Researchers in Northern and Southern Ireland have created a compelling advanced prototype for Airbus using robotics and 3D scanning that could contribute to reducing the cost of aircraft assembly. Researchers included Irish Manufacturing Research (IMR) and TEG with significant contributions from Queen’s University Belfast (QUB) and Hexagon Manufacturing Intelligence. The research was carried out as part of the European Measurement Aided Assembly of Large-scale Structures (MAAS) project.
The project had three objectives:
– Develop an end-to-end assembly process to reduce the costs in the aircraft assembly operations
– To develop a robot scanning solution to scan and inspect an aircraft wing using a mobile collaborative robot platform
– Generate and manage digital 3D scans of the aircraft parts for best ﬁt assembly operations.

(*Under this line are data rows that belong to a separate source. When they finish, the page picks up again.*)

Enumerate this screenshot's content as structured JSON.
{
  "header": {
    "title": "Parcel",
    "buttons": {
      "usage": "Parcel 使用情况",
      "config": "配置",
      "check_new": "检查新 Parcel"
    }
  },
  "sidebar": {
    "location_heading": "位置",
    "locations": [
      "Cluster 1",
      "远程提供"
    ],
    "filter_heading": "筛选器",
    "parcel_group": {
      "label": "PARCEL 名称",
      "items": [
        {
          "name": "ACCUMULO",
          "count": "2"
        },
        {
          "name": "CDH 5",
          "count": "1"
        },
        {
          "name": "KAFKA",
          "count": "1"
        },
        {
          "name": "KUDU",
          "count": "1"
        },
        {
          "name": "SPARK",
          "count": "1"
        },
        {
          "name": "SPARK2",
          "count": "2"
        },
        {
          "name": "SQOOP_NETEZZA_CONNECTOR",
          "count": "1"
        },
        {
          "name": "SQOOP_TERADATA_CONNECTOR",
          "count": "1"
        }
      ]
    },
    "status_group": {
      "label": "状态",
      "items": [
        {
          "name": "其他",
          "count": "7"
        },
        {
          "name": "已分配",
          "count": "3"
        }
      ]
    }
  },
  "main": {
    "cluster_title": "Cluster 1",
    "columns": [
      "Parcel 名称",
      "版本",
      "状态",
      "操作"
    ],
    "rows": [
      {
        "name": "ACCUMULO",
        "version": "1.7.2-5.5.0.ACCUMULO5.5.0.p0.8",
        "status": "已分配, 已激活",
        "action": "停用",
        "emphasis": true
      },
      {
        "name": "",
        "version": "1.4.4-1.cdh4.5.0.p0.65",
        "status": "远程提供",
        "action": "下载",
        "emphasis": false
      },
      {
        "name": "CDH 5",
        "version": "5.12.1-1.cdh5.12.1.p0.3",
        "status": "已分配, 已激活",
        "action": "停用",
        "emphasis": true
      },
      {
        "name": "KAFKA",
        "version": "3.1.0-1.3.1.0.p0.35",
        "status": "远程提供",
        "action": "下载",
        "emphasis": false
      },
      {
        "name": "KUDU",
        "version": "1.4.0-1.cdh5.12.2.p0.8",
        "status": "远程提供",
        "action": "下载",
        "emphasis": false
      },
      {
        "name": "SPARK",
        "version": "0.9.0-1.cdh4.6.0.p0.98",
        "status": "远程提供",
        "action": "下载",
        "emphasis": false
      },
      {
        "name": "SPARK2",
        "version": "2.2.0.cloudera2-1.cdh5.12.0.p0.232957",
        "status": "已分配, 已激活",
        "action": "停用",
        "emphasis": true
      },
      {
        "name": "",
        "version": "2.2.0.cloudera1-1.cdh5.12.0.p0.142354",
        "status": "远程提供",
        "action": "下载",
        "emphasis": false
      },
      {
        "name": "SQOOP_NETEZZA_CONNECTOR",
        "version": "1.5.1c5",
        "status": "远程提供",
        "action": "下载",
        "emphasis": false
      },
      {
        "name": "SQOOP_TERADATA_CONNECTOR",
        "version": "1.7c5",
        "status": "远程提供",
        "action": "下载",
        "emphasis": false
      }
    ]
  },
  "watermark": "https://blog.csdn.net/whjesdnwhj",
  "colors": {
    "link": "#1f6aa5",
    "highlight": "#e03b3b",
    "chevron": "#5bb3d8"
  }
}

This research has the potential to transform the large-scale assembly processes in Aircraft manufacture, greatly reducing waste and cost.
Airbus, as the end-user in the project, set stringent requirements on the development of an advanced prototype to ensure a smooth transfer in their operations. The Robotics & Automation Group within IMR, set about developing the Robotic Platform which would enable full coverage on wing panels & wing stabilizers.
Both Hexagon & Queen University Belfast were engaged. The interdisciplinary cohort collaboratively built, integrated, and demonstrated a robotics 3D scanning solution capable of capturing and registering 3D point clouds of individual wing panels and full 7-meter aircraft wing stabilizer in IMR’s facility.
“This project has allowed us to deliver significant economic impact through our deep-domain expertise in robotics and automation,” said Ken Horan, director of Robotics and Automation at IMR. “Collaborating with TEG, QUB and Hexagon, all experts in their domains, has allowed us to rapidly deliver an articulated 3D scanning solution for both large and small area structures with production-ready precisions This adds to IMR’s extensive portfolio of robotic solutions for our industrial partners and has helped develop strong relationships between Queens, TEG, Hexagon with the real potential for future engagements.”
The learnings and know-how related to this advanced prototype (which achieved the all-end-user requirements) are expected to enable TEG to enhance their market offerings in the spaces of CAD, Metrology and Assembly & Design, and form part of Airbus’ next-generation production capabilities.
Paul O’Neill CMM Product Manager from Hexagon said “We were delighted to work with the teams at TEG, IMR and Queens to help deliver an effective and efficient scanning solution which delivered accuracy over a large volume. Our Spatial Analyser software provided was more than capable at performing the analysis required of all the component parts.”